Drop the pictures and repeat the remaining data exactly.

--- INPUT MATERIAL ---

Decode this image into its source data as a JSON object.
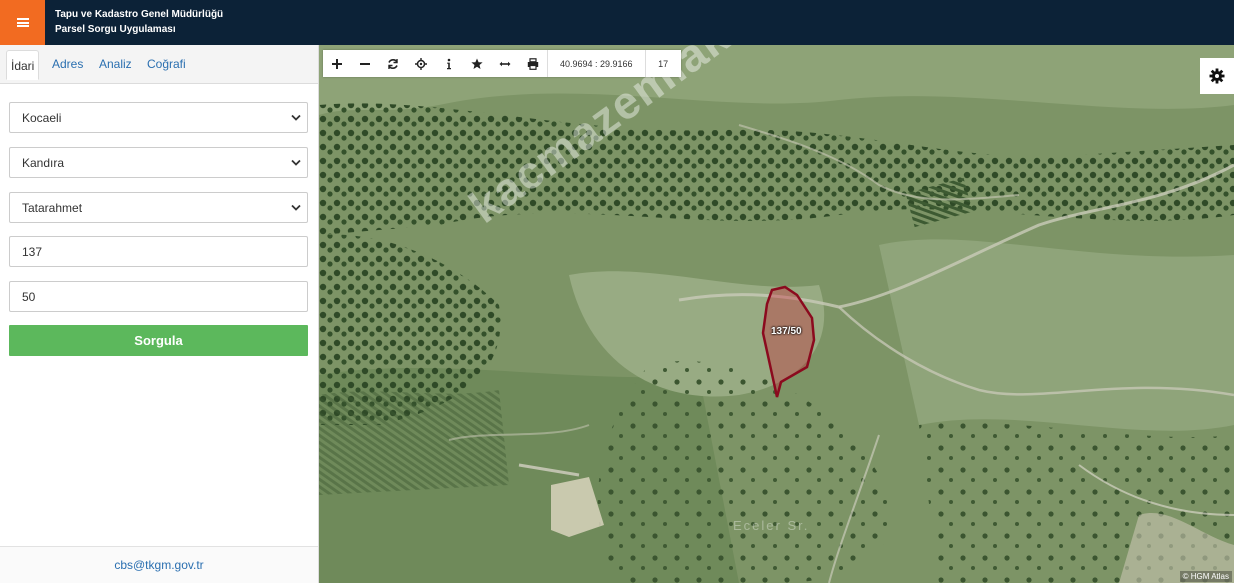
{
  "header": {
    "title_line1": "Tapu ve Kadastro Genel Müdürlüğü",
    "title_line2": "Parsel Sorgu Uygulaması",
    "menu_icon": "hamburger-icon",
    "accent_color": "#f26b21",
    "bar_color": "#0c2237"
  },
  "sidebar": {
    "tabs": [
      {
        "label": "İdari",
        "active": true
      },
      {
        "label": "Adres",
        "active": false
      },
      {
        "label": "Analiz",
        "active": false
      },
      {
        "label": "Coğrafi",
        "active": false
      }
    ],
    "province": "Kocaeli",
    "district": "Kandıra",
    "neighborhood": "Tatarahmet",
    "block": "137",
    "parcel": "50",
    "submit_label": "Sorgula",
    "submit_color": "#5cb85c",
    "footer_email": "cbs@tkgm.gov.tr"
  },
  "map": {
    "toolbar": {
      "icons": [
        "zoom-in-icon",
        "zoom-out-icon",
        "refresh-icon",
        "locate-icon",
        "info-icon",
        "star-icon",
        "measure-icon",
        "print-icon"
      ],
      "coordinates": "40.9694 : 29.9166",
      "zoom": "17"
    },
    "settings_icon": "gear-icon",
    "parcel_label": "137/50",
    "parcel_outline_color": "#8b0a1e",
    "watermark": "kacmazemlak.com",
    "place_label": "Eceler Sr.",
    "attribution": "© HGM Atlas"
  }
}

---

▶ RESPONSE BOX:
Decode this image into its source data as a JSON object.
{
  "header": {
    "title_line1": "Tapu ve Kadastro Genel Müdürlüğü",
    "title_line2": "Parsel Sorgu Uygulaması",
    "menu_icon": "hamburger-icon",
    "accent_color": "#f26b21",
    "bar_color": "#0c2237"
  },
  "sidebar": {
    "tabs": [
      {
        "label": "İdari",
        "active": true
      },
      {
        "label": "Adres",
        "active": false
      },
      {
        "label": "Analiz",
        "active": false
      },
      {
        "label": "Coğrafi",
        "active": false
      }
    ],
    "province": "Kocaeli",
    "district": "Kandıra",
    "neighborhood": "Tatarahmet",
    "block": "137",
    "parcel": "50",
    "submit_label": "Sorgula",
    "submit_color": "#5cb85c",
    "footer_email": "cbs@tkgm.gov.tr"
  },
  "map": {
    "toolbar": {
      "icons": [
        "zoom-in-icon",
        "zoom-out-icon",
        "refresh-icon",
        "locate-icon",
        "info-icon",
        "star-icon",
        "measure-icon",
        "print-icon"
      ],
      "coordinates": "40.9694 : 29.9166",
      "zoom": "17"
    },
    "settings_icon": "gear-icon",
    "parcel_label": "137/50",
    "parcel_outline_color": "#8b0a1e",
    "watermark": "kacmazemlak.com",
    "place_label": "Eceler Sr.",
    "attribution": "© HGM Atlas"
  }
}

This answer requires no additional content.